### Problem details
Reading the records below, how many lines contain "category"? Respond with a number and nothing else.

━━━━━━━━━━━━━━━━━━━━━━━━━━━━━━

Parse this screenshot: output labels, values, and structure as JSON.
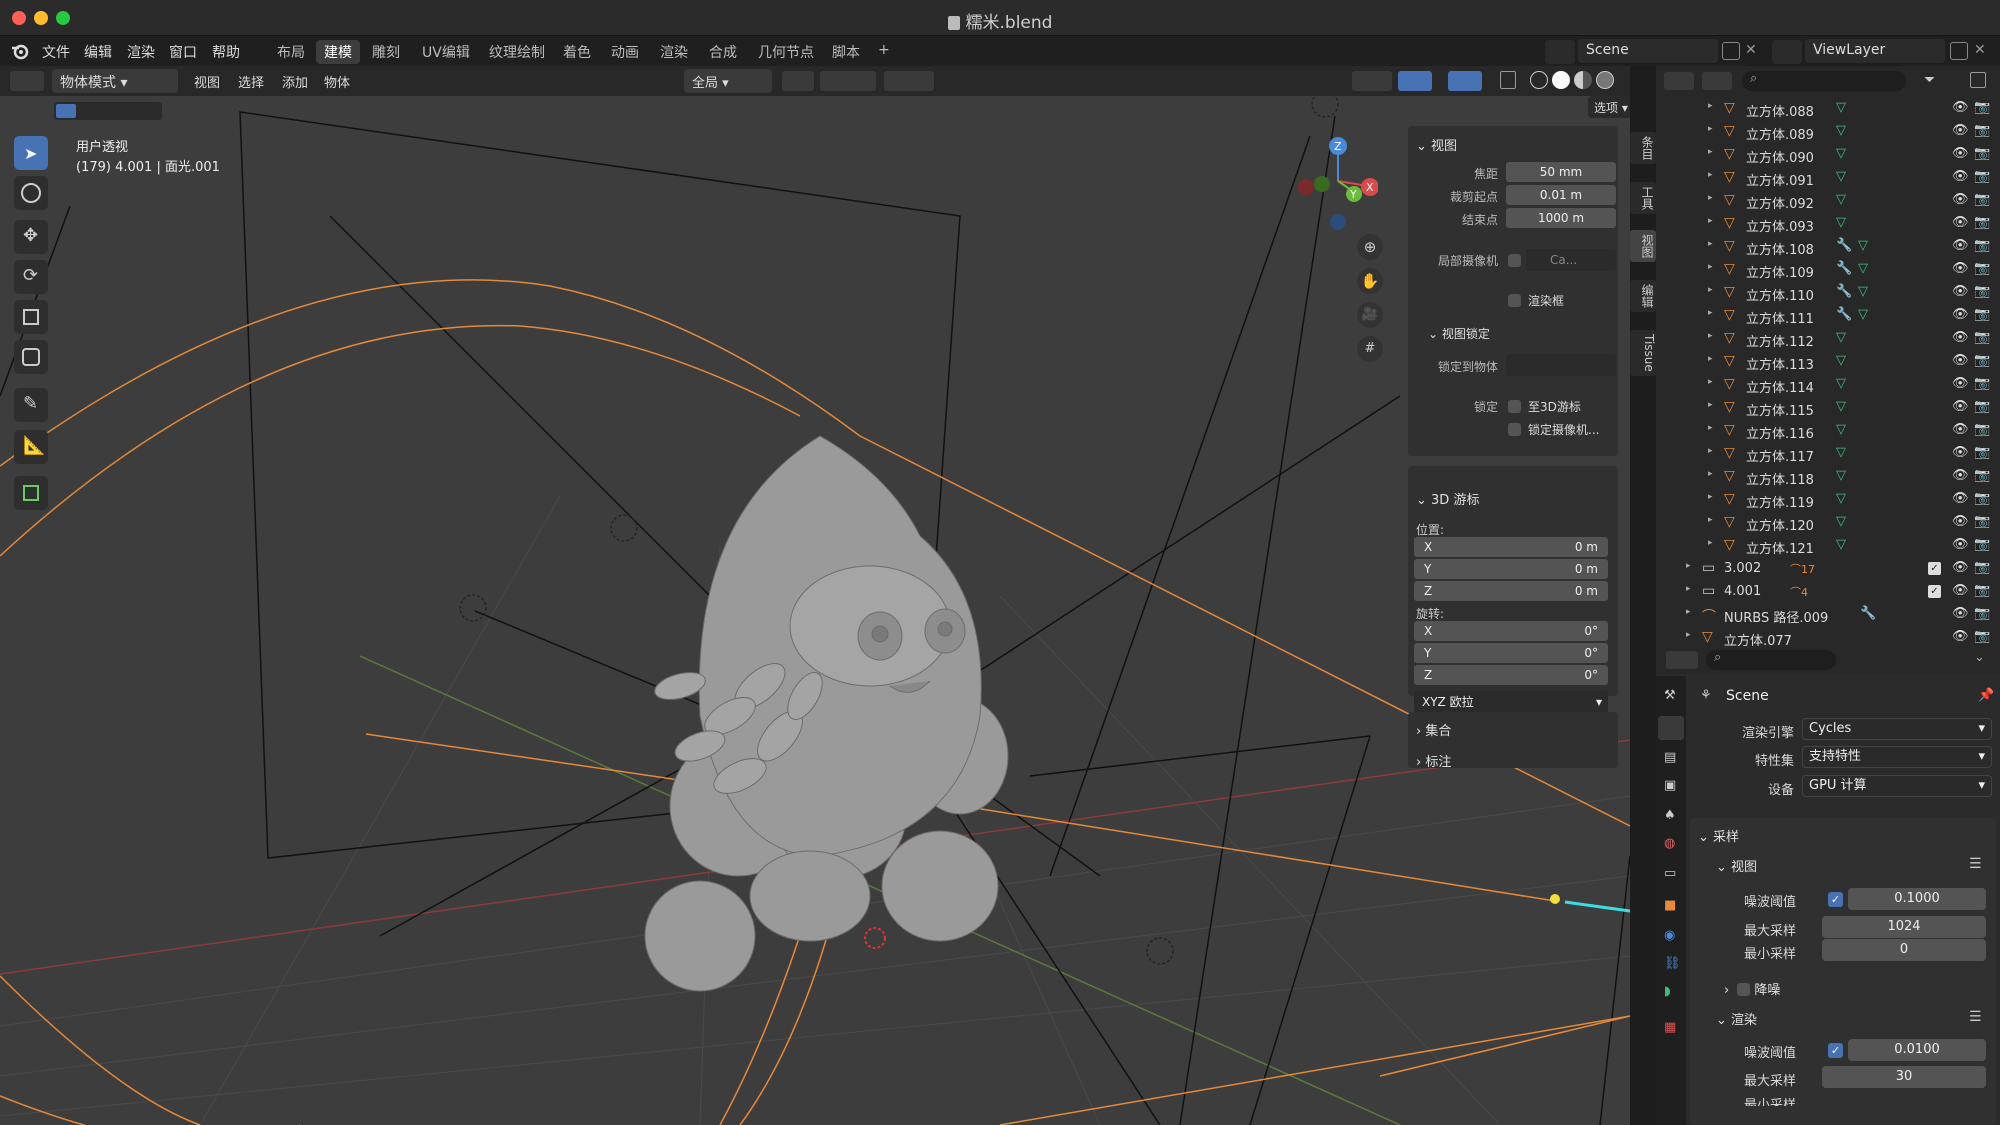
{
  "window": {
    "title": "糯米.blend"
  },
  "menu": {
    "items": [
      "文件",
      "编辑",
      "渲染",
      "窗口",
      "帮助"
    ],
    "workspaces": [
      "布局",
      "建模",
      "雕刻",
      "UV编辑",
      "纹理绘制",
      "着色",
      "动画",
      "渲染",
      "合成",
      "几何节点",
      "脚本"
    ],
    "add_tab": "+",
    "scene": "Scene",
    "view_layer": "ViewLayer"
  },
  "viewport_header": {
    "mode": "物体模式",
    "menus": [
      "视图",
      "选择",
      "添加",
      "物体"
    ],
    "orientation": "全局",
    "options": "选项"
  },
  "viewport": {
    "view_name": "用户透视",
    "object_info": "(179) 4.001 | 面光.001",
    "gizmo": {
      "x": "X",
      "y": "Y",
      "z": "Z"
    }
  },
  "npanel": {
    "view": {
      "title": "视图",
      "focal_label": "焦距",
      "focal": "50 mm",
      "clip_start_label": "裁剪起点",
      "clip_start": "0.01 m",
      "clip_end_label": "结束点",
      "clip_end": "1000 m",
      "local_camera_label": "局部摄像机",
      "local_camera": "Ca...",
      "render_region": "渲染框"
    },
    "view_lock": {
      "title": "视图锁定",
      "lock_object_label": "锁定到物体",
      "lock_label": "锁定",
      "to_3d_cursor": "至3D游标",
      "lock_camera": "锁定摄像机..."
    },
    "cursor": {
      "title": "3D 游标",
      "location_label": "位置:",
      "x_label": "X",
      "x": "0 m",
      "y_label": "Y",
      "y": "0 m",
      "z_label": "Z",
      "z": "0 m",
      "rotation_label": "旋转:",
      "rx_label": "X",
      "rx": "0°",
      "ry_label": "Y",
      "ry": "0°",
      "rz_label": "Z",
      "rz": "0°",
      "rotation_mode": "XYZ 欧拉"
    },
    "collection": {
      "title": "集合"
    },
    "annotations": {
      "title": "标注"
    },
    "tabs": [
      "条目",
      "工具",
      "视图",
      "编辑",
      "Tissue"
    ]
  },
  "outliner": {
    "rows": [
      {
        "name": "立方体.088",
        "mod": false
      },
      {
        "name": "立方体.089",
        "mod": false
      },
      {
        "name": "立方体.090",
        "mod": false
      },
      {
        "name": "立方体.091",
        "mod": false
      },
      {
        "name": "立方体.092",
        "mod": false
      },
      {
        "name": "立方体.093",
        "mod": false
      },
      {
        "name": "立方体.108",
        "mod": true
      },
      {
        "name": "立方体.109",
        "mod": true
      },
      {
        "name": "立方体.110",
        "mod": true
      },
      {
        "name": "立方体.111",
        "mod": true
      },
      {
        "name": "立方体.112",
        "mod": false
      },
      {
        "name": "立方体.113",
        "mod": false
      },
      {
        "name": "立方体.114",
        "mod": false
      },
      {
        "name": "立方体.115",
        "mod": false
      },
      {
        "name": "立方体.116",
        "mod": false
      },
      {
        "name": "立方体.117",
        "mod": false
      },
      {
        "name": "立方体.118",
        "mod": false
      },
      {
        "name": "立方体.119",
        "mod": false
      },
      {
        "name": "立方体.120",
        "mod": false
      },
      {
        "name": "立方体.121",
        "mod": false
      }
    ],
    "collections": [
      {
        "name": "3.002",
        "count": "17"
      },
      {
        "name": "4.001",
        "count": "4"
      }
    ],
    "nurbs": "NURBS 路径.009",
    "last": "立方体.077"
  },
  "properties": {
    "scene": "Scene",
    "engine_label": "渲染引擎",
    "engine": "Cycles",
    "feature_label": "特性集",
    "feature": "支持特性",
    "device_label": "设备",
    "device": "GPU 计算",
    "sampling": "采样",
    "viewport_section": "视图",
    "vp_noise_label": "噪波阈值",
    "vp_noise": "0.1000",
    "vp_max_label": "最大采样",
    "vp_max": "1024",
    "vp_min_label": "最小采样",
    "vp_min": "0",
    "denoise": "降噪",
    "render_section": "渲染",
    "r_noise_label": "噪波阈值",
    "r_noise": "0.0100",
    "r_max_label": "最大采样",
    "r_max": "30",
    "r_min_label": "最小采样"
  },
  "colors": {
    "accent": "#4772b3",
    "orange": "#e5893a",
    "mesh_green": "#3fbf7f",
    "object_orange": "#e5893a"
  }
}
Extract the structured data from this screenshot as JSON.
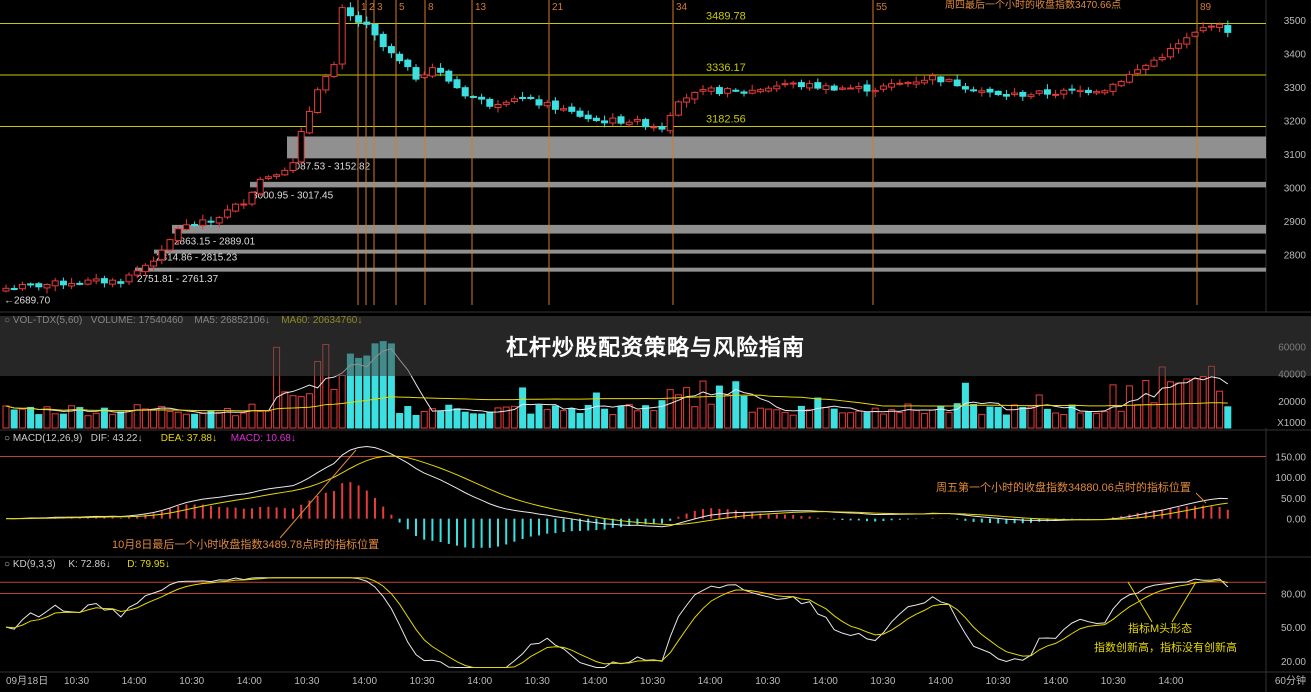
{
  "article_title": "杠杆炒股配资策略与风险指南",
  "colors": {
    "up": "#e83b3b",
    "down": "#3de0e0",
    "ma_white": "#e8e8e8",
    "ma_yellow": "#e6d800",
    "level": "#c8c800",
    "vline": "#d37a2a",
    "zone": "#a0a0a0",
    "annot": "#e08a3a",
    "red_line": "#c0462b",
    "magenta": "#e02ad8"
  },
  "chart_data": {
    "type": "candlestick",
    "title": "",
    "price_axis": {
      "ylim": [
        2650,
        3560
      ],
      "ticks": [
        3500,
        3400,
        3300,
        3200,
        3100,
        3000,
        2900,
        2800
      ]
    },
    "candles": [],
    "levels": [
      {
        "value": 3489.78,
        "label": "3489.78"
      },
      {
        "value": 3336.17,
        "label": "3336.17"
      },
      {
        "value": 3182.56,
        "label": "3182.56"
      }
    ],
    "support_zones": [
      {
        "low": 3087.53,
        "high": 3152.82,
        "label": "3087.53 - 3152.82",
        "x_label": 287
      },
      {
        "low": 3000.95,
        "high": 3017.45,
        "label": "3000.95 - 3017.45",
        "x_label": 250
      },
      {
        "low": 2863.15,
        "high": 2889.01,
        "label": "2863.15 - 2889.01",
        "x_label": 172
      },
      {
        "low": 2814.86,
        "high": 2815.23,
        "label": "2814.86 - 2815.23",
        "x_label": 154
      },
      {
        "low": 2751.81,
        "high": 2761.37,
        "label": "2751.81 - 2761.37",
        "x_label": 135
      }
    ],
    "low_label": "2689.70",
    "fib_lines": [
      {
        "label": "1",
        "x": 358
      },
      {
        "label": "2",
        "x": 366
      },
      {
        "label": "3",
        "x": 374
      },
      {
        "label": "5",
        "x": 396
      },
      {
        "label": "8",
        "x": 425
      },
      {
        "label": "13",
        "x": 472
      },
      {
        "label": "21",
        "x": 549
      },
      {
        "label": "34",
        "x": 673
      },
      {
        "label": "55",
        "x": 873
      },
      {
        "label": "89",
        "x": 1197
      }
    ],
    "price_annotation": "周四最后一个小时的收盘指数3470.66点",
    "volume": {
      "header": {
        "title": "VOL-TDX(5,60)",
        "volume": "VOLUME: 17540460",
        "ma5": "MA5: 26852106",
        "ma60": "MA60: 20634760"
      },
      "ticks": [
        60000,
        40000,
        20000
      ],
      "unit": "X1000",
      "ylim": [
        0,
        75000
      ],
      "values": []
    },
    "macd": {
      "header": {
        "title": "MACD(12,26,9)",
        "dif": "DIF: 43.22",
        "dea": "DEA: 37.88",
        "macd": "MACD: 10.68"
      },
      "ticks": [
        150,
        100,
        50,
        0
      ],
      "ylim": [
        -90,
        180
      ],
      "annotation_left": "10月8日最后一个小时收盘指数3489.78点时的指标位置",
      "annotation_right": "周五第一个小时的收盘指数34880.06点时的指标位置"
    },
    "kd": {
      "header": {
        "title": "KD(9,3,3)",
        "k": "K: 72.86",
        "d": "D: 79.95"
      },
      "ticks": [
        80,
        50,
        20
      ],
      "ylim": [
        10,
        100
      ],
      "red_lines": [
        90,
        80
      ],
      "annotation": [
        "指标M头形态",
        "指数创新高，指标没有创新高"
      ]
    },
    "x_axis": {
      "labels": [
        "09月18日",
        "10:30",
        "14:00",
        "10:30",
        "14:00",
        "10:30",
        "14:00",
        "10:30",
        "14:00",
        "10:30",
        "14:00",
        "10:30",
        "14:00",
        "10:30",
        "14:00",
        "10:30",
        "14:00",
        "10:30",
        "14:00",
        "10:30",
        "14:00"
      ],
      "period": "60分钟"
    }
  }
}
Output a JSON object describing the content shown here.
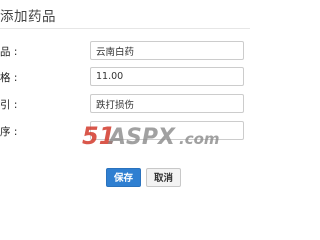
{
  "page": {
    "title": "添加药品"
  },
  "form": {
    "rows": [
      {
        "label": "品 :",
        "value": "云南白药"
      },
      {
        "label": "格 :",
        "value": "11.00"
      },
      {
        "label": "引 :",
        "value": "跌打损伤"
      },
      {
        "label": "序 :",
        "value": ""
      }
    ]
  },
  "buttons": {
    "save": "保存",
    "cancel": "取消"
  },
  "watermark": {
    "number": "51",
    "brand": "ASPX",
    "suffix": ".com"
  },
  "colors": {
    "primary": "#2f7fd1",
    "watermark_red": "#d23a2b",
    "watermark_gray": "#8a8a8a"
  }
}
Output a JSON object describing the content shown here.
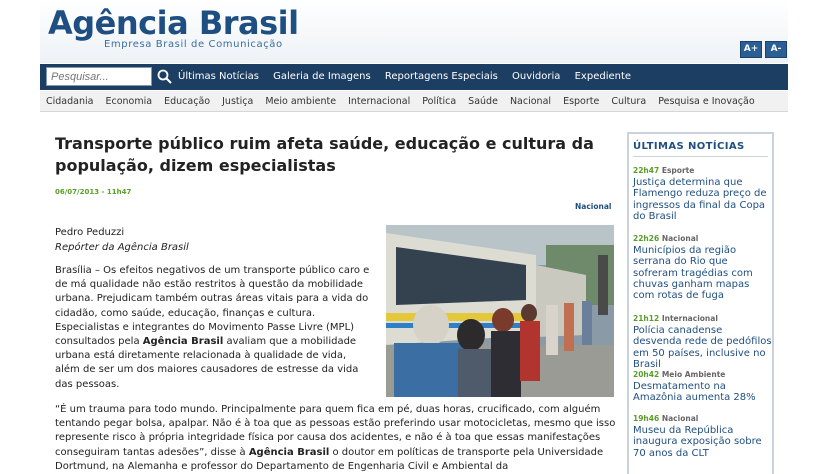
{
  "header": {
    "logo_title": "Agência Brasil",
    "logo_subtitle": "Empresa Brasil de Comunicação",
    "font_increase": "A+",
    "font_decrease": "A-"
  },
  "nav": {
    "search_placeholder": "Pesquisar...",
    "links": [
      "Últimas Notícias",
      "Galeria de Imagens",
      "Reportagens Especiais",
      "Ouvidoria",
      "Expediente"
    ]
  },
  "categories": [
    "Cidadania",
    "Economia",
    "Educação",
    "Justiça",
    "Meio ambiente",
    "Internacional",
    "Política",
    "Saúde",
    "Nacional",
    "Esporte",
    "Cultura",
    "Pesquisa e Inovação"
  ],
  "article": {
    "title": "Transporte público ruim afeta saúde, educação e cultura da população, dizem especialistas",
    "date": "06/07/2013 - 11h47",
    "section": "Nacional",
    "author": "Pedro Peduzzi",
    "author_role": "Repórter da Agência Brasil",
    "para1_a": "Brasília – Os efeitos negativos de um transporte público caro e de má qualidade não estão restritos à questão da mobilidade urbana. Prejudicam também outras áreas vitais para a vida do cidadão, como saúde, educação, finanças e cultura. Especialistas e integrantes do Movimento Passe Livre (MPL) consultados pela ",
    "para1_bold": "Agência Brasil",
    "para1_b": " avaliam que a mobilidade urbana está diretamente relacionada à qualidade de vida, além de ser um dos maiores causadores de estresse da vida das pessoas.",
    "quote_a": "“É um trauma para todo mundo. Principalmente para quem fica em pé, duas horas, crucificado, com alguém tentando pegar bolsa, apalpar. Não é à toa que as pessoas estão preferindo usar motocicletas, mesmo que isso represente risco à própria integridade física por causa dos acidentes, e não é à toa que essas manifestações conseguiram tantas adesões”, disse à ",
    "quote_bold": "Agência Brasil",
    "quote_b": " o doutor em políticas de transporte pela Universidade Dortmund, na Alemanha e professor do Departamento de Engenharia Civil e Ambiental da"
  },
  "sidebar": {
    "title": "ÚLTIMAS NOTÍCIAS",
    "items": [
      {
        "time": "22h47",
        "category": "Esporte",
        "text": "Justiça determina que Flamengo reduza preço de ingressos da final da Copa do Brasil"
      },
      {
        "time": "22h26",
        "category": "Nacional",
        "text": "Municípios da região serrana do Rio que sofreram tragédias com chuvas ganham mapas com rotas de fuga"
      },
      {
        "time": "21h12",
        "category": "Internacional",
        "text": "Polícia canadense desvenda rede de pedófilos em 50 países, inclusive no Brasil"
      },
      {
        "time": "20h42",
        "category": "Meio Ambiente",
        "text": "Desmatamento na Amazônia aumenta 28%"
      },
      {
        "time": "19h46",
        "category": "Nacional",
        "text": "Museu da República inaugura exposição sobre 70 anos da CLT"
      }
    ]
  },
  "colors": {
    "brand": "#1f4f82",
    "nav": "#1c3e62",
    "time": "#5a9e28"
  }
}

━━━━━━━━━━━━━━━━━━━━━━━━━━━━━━

### Task output
5